The Science of Virality [Infographic]
What makes things go viral?
Answer that question and you could have millions of views, hits, clicks, and links. All the glitz and glamour with none of the hard work.
Elon University performed a study on the so-called “science of virality” — essentially, what makes things go viral. They analyzed 20 of the most viral videos on the Internet, as identified by Time Magazine. The videos were examined for different characteristics, and how these factors may have contributed to the virality of each video. The findings of this study are presented in our infographic below.
A total of nine different characteristics were identified between these 20 viral videos:
- Length of the title
- Total run time
- Element of laughter
- Element of surprise
- Element of irony
- Ethnic minority presence
- Musical qualities
- Presence of youth (under age 18)
- Talent or sporadic nature
Overwhelmingly, it seems that the element of irony — that is, the results not being what was expected — was the biggest driving factor in the virality of a video. 90% (or 18 out of the 20 total videos) had this element. This was classified differently than the element of surprise, which indicated shocking results, not comedic irony. Unlike irony, surprise was only present in 50% of the videos on the list.

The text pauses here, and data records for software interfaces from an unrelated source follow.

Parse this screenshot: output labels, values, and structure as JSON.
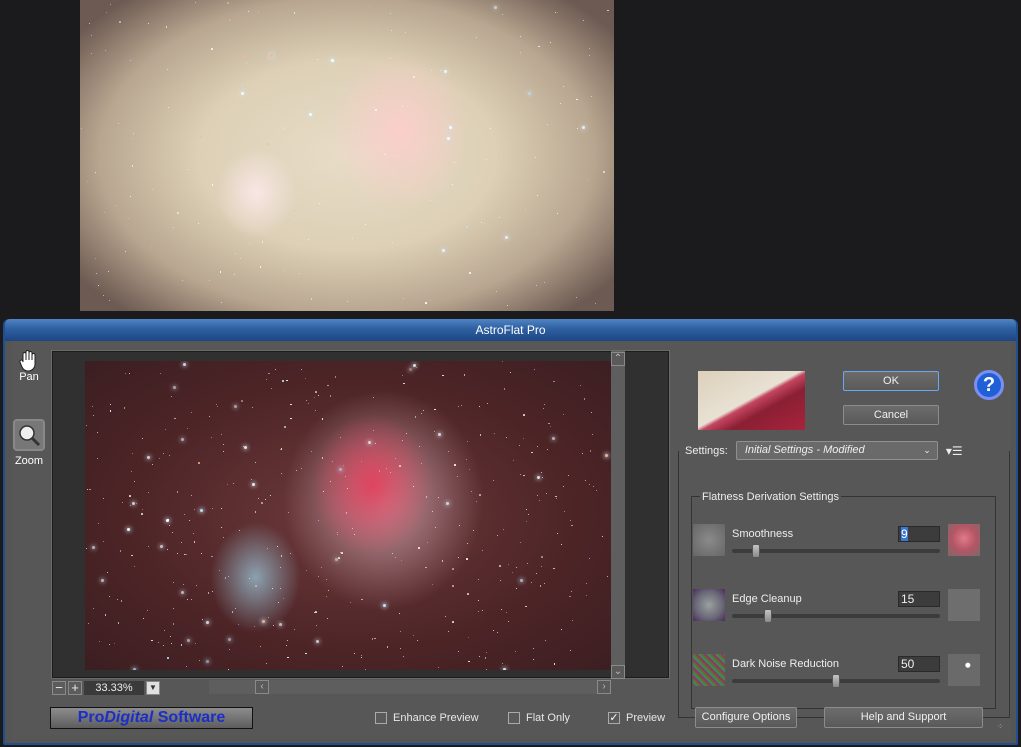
{
  "window": {
    "title": "AstroFlat Pro"
  },
  "tools": [
    {
      "label": "Pan",
      "icon": "hand-icon"
    },
    {
      "label": "Zoom",
      "icon": "magnifier-icon"
    }
  ],
  "view": {
    "zoom_level": "33.33%",
    "zoom_out": "−",
    "zoom_in": "+",
    "scroll_up": "⌃",
    "scroll_down": "⌄",
    "scroll_left": "‹",
    "scroll_right": "›"
  },
  "logo": {
    "pro": "Pro",
    "digital": "Digital",
    "software": " Software"
  },
  "options": [
    {
      "label": "Enhance Preview",
      "checked": false
    },
    {
      "label": "Flat Only",
      "checked": false
    },
    {
      "label": "Preview",
      "checked": true
    }
  ],
  "buttons": {
    "ok": "OK",
    "cancel": "Cancel",
    "configure": "Configure Options",
    "help_support": "Help and Support",
    "help_icon": "?"
  },
  "settings": {
    "label": "Settings:",
    "selected": "Initial Settings - Modified",
    "caret": "⌄",
    "menu_icon": "▾☰"
  },
  "flatness": {
    "title": "Flatness Derivation Settings",
    "params": [
      {
        "label": "Smoothness",
        "value": "9",
        "fraction": 0.1
      },
      {
        "label": "Edge Cleanup",
        "value": "15",
        "fraction": 0.16
      },
      {
        "label": "Dark Noise Reduction",
        "value": "50",
        "fraction": 0.5
      }
    ]
  },
  "colors": {
    "accent": "#1f5fd8",
    "titlebar": "#2e5fa0",
    "logo_text": "#1b2fc8"
  }
}
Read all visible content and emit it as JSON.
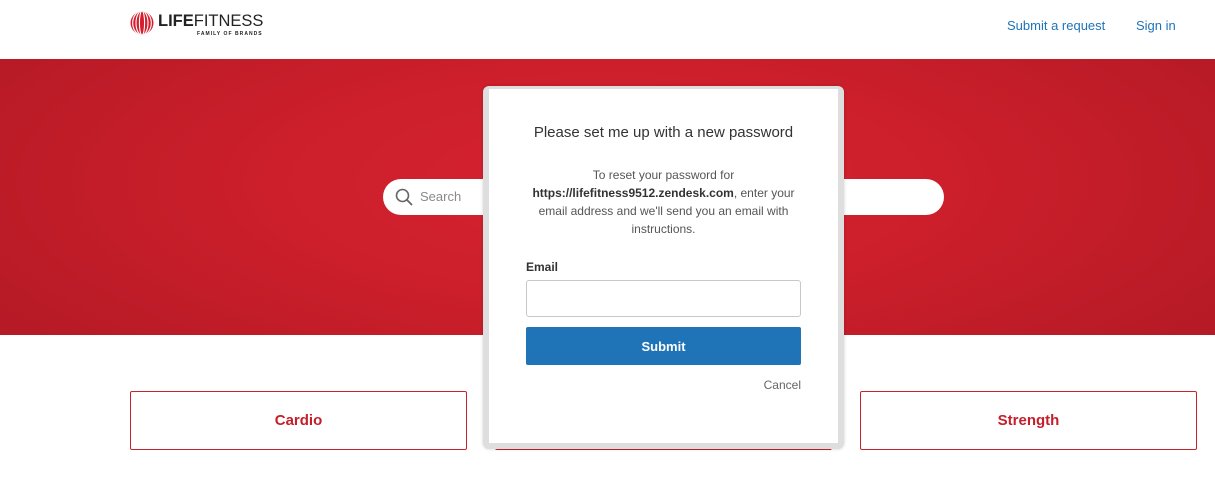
{
  "header": {
    "logo": {
      "brand_bold": "LIFE",
      "brand_light": "FITNESS",
      "tagline": "FAMILY OF BRANDS",
      "icon": "logo-icon"
    },
    "nav": {
      "submit_request": "Submit a request",
      "sign_in": "Sign in"
    }
  },
  "hero": {
    "search": {
      "placeholder": "Search",
      "icon": "search-icon"
    }
  },
  "categories": [
    {
      "label": "Cardio"
    },
    {},
    {
      "label": "Strength"
    }
  ],
  "modal": {
    "title": "Please set me up with a new password",
    "intro_prefix": "To reset your password for",
    "intro_url": "https://lifefitness9512.zendesk.com",
    "intro_suffix": ", enter your email address and we'll send you an email with instructions.",
    "email_label": "Email",
    "email_value": "",
    "submit_label": "Submit",
    "cancel_label": "Cancel"
  },
  "colors": {
    "brand_red": "#cc1f2b",
    "link_blue": "#1f73b7",
    "button_blue": "#1f73b7"
  }
}
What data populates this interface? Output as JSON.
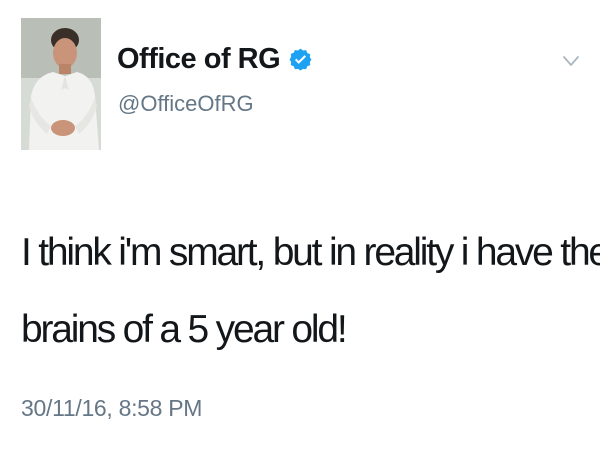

You might think that most viral videos are funny, or spread most rapidly if they make people laugh. However, the study proved that this isn’t always the case! Only 30% of the videos on the list provoked laughter within the first 30 seconds. While it could be argued that many of the videos may make you chuckle or smile, only a few on the list resulted in laughter among the participants. Each video was also viewed twice to ensure that laughter wasn’t missed by those conducting the study.
What else has a large effect on virality? It seems that musical elements contribute to the spread of videos. 60% of the videos on Time Magazine’s list had some kind of musical quality. Also, a large majority of the videos had very short titles of three words or less. Finally, another 60% of the videos were either pre-rehearsed or seemed non-spontaneous, which means that “professional” videos probably more likely to spread quickly than those that are recorded with a cell phone or personal camera… unless they’re extraordinarily funny, it seems.
While there’s no real “secret recipe” to making something go viral, these 20 examples show that the right combination of elements may give a video a better chance at widespread success and attention online. What is your favorite viral video, and which of these elements does it have? We’d love to see some links to your favorites in the comments.